> PROBLEM DETAILS:
Filter these entries so that only lines with the word "ダイダロスネスト" remain.

> MATERIAL FOR THIS EXERCISE:
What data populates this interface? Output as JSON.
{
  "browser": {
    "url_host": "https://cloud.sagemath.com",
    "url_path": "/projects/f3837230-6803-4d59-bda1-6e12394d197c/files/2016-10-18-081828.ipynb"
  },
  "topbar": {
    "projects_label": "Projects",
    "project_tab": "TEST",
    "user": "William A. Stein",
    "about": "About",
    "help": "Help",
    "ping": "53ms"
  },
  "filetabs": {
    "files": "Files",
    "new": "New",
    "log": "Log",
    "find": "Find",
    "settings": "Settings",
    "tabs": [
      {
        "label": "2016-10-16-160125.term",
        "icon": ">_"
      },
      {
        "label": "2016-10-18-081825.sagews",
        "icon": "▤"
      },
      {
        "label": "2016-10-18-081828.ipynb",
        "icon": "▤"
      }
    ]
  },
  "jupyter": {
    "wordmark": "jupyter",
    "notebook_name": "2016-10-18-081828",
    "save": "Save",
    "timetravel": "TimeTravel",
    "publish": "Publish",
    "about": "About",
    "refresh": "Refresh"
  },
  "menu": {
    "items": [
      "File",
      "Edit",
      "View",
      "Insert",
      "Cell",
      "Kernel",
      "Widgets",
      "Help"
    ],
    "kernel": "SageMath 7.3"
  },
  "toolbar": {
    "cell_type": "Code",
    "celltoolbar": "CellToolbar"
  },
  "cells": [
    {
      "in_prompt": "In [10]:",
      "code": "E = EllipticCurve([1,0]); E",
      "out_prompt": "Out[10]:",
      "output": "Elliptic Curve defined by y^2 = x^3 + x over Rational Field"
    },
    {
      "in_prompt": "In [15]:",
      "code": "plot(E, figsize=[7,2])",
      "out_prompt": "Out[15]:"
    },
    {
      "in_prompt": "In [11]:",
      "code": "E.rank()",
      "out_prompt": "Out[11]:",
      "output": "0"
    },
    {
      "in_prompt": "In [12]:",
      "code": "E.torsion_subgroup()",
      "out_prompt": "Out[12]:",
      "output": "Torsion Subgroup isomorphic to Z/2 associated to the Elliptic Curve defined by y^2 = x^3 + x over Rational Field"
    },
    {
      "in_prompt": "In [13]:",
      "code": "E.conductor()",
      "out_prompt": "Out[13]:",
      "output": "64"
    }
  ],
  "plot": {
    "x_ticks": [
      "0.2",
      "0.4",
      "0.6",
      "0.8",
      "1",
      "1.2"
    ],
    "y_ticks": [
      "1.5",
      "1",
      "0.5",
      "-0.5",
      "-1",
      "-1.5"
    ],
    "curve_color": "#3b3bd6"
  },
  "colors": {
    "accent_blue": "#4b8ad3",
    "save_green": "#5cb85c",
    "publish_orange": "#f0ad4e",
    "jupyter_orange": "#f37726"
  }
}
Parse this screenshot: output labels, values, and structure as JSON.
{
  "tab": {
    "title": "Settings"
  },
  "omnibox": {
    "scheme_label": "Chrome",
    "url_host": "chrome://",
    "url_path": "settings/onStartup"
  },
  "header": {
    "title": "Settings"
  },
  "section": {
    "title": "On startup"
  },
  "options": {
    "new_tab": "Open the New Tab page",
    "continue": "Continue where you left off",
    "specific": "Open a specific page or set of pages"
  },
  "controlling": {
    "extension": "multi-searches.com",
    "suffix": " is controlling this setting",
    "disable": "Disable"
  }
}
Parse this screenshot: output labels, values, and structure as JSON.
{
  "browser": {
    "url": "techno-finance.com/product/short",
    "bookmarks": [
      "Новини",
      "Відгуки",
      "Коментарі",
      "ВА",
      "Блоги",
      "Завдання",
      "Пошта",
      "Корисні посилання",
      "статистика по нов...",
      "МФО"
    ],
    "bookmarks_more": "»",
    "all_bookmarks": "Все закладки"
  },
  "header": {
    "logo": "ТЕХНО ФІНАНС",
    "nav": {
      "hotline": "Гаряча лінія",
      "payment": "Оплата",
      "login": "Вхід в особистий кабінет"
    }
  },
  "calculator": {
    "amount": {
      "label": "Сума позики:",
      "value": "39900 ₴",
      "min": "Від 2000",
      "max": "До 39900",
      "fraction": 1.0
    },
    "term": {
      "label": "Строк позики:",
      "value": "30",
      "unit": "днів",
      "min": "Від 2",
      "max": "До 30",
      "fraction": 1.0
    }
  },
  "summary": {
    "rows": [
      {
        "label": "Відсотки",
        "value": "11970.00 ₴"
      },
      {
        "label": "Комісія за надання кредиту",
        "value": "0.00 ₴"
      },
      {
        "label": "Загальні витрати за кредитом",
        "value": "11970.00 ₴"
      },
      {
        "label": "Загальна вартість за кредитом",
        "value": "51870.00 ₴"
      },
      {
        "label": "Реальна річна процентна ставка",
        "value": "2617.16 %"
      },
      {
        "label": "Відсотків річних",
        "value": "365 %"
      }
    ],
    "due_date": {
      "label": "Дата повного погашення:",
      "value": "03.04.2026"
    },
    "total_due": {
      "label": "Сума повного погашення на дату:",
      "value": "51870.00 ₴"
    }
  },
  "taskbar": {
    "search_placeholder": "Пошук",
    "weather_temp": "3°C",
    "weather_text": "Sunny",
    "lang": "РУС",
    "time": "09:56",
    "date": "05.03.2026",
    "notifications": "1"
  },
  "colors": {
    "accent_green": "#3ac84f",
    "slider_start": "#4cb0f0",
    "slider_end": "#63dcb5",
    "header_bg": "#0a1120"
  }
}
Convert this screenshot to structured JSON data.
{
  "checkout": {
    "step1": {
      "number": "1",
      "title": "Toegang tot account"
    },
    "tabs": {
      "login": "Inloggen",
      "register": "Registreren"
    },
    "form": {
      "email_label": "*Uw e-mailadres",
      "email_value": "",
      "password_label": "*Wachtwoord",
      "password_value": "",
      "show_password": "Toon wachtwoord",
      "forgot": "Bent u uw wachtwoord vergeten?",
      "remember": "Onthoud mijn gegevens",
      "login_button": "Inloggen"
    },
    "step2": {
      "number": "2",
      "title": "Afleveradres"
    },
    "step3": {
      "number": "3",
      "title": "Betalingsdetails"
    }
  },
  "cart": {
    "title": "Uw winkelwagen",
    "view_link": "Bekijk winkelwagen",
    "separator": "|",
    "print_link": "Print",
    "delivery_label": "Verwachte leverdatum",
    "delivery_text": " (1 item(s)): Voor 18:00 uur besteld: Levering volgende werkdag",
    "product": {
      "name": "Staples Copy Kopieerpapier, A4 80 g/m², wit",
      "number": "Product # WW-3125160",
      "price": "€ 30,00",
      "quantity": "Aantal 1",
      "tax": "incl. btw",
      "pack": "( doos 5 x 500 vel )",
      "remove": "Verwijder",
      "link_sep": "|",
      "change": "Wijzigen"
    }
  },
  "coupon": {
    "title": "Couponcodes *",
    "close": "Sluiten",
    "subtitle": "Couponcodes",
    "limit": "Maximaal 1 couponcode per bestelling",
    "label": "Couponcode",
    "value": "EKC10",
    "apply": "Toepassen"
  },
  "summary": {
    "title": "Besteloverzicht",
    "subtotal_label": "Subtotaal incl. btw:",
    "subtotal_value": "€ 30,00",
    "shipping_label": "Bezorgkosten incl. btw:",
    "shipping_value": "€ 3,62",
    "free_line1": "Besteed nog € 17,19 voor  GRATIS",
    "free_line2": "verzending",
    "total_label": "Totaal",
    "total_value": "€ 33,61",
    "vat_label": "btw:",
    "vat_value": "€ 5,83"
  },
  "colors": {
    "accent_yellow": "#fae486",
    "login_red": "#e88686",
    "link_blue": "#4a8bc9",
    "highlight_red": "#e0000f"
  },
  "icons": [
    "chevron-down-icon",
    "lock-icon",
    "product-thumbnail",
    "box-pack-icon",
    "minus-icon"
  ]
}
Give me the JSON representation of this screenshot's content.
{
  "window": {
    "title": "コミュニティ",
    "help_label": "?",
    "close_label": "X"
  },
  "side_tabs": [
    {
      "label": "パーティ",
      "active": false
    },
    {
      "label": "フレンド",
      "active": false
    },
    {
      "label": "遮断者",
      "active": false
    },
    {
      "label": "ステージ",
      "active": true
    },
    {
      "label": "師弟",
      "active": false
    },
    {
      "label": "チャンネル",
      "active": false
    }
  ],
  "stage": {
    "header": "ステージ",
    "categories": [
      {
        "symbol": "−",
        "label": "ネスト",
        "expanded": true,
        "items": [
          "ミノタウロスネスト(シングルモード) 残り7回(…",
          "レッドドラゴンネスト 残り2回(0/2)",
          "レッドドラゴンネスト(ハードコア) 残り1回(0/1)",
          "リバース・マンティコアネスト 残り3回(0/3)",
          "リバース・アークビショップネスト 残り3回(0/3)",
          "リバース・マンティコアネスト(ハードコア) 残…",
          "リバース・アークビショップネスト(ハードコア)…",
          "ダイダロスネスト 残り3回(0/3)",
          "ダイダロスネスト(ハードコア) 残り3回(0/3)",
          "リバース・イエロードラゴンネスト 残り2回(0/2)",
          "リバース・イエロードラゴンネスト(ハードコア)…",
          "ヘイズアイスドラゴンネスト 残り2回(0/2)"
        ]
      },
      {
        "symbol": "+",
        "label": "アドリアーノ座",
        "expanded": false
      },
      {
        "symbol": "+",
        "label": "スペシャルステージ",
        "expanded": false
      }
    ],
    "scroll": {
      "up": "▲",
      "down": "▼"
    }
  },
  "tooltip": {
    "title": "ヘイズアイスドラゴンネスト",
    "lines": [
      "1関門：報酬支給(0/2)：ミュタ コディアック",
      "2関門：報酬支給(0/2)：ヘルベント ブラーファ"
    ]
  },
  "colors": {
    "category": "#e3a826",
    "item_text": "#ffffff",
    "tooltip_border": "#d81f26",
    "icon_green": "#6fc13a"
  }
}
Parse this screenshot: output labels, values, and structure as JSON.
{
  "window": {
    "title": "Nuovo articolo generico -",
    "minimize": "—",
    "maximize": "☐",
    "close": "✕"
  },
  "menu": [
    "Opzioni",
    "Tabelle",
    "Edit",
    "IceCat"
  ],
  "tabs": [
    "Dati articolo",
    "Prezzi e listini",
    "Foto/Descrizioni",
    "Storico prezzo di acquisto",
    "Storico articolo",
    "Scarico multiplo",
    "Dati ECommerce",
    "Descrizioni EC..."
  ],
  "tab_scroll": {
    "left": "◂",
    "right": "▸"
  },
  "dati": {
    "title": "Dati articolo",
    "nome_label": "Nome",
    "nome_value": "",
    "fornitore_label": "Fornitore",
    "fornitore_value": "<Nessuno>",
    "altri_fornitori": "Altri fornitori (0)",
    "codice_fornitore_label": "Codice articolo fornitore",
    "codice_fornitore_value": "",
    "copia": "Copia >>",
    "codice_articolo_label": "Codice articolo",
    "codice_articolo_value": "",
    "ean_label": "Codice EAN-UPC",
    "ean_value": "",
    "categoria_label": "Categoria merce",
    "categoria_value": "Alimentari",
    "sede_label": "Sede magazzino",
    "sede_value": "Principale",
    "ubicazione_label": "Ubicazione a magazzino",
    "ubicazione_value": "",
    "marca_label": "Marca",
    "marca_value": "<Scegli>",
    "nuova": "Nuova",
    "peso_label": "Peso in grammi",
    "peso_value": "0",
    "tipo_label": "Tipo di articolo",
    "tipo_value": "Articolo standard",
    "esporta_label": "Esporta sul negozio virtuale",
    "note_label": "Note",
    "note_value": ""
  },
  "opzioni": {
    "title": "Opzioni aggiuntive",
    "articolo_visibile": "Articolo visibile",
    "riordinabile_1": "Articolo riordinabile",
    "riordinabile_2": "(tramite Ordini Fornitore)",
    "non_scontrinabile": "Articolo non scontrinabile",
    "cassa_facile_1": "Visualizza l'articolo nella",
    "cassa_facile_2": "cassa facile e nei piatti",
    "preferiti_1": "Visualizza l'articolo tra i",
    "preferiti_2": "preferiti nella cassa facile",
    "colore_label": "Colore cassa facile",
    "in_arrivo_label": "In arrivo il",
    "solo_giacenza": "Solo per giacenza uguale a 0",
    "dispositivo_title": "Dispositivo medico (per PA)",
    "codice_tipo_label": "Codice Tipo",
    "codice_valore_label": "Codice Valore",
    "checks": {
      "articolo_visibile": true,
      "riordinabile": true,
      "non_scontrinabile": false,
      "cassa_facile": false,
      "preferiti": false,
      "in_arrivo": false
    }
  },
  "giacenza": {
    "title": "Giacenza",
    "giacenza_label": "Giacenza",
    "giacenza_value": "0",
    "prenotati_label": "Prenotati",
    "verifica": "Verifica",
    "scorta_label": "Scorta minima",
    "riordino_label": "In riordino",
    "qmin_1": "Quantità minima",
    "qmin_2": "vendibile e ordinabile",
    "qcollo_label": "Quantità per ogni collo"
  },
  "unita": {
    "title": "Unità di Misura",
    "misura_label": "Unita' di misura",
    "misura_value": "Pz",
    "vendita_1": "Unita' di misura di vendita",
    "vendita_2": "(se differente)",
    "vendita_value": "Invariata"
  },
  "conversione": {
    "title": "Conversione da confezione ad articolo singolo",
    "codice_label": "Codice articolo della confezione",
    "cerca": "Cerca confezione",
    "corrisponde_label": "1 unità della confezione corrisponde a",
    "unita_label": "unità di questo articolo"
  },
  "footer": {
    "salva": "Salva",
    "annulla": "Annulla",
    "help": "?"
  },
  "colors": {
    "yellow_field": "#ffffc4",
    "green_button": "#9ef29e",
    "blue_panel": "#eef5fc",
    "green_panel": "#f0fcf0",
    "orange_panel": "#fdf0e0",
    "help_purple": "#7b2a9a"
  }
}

> RESULT:
          "ダイダロスネスト 残り3回(0/3)",
          "ダイダロスネスト(ハードコア) 残り3回(0/3)",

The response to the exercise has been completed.